§ **DIRECTIONS FOR THIS TASK**: Set the data down again, exactly as it reads, but without the pictures.

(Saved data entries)

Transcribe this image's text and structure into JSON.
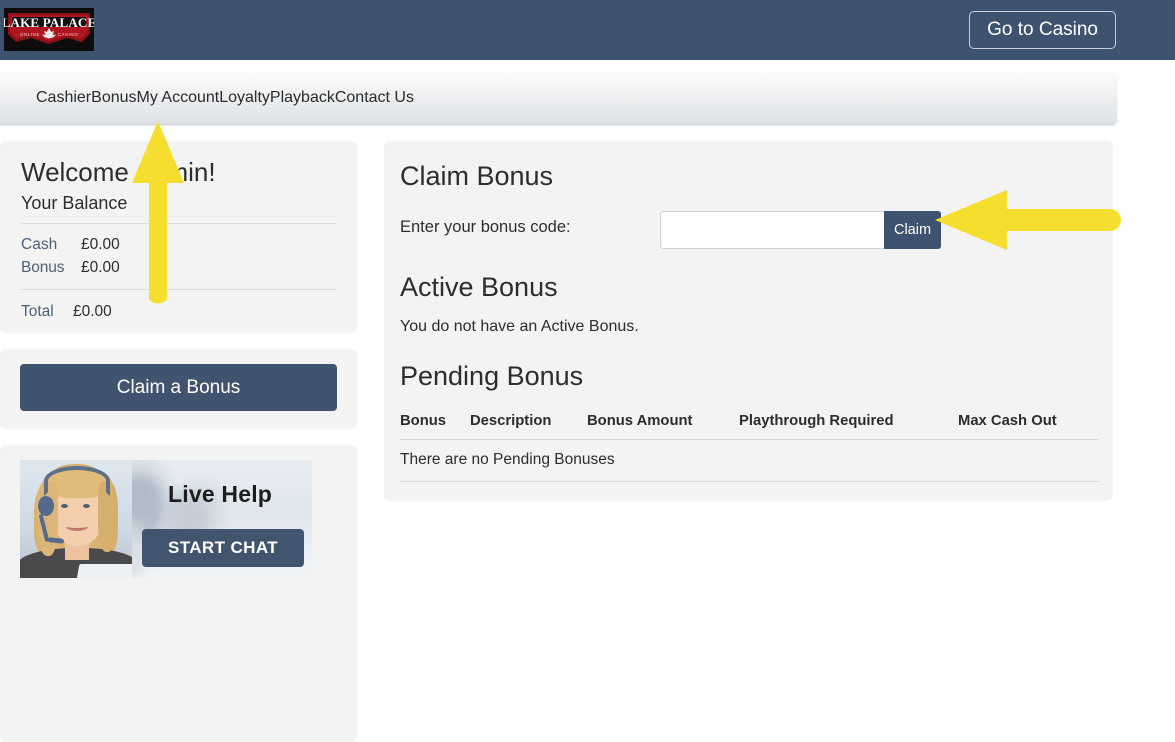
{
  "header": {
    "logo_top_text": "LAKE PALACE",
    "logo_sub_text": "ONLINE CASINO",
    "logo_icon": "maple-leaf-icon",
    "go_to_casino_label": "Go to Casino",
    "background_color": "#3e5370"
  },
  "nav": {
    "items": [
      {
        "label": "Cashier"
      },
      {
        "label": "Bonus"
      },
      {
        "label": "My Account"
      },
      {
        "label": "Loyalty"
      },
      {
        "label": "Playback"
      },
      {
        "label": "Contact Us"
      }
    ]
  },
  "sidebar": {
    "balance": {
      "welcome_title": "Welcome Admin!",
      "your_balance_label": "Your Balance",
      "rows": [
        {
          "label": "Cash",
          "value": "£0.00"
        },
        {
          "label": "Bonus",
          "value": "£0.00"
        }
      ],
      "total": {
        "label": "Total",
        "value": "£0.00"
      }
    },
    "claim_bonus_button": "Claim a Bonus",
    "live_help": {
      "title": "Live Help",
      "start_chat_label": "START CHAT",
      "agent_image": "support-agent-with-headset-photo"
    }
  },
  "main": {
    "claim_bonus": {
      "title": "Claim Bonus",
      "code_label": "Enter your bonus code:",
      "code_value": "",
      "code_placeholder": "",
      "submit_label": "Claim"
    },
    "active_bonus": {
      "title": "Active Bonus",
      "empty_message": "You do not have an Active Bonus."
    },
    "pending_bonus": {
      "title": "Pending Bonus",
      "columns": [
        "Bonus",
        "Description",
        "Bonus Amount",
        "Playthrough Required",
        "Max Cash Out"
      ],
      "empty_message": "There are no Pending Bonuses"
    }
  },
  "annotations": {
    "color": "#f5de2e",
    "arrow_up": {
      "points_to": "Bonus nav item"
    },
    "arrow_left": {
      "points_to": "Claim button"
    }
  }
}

§ **SOLUTION TO THIS PROBLEM**:
Transcribe this image's text and structure into JSON.
{
  "header": {
    "logo_top_text": "LAKE PALACE",
    "logo_sub_text": "ONLINE CASINO",
    "logo_icon": "maple-leaf-icon",
    "go_to_casino_label": "Go to Casino",
    "background_color": "#3e5370"
  },
  "nav": {
    "items": [
      {
        "label": "Cashier"
      },
      {
        "label": "Bonus"
      },
      {
        "label": "My Account"
      },
      {
        "label": "Loyalty"
      },
      {
        "label": "Playback"
      },
      {
        "label": "Contact Us"
      }
    ]
  },
  "sidebar": {
    "balance": {
      "welcome_title": "Welcome Admin!",
      "your_balance_label": "Your Balance",
      "rows": [
        {
          "label": "Cash",
          "value": "£0.00"
        },
        {
          "label": "Bonus",
          "value": "£0.00"
        }
      ],
      "total": {
        "label": "Total",
        "value": "£0.00"
      }
    },
    "claim_bonus_button": "Claim a Bonus",
    "live_help": {
      "title": "Live Help",
      "start_chat_label": "START CHAT",
      "agent_image": "support-agent-with-headset-photo"
    }
  },
  "main": {
    "claim_bonus": {
      "title": "Claim Bonus",
      "code_label": "Enter your bonus code:",
      "code_value": "",
      "code_placeholder": "",
      "submit_label": "Claim"
    },
    "active_bonus": {
      "title": "Active Bonus",
      "empty_message": "You do not have an Active Bonus."
    },
    "pending_bonus": {
      "title": "Pending Bonus",
      "columns": [
        "Bonus",
        "Description",
        "Bonus Amount",
        "Playthrough Required",
        "Max Cash Out"
      ],
      "empty_message": "There are no Pending Bonuses"
    }
  },
  "annotations": {
    "color": "#f5de2e",
    "arrow_up": {
      "points_to": "Bonus nav item"
    },
    "arrow_left": {
      "points_to": "Claim button"
    }
  }
}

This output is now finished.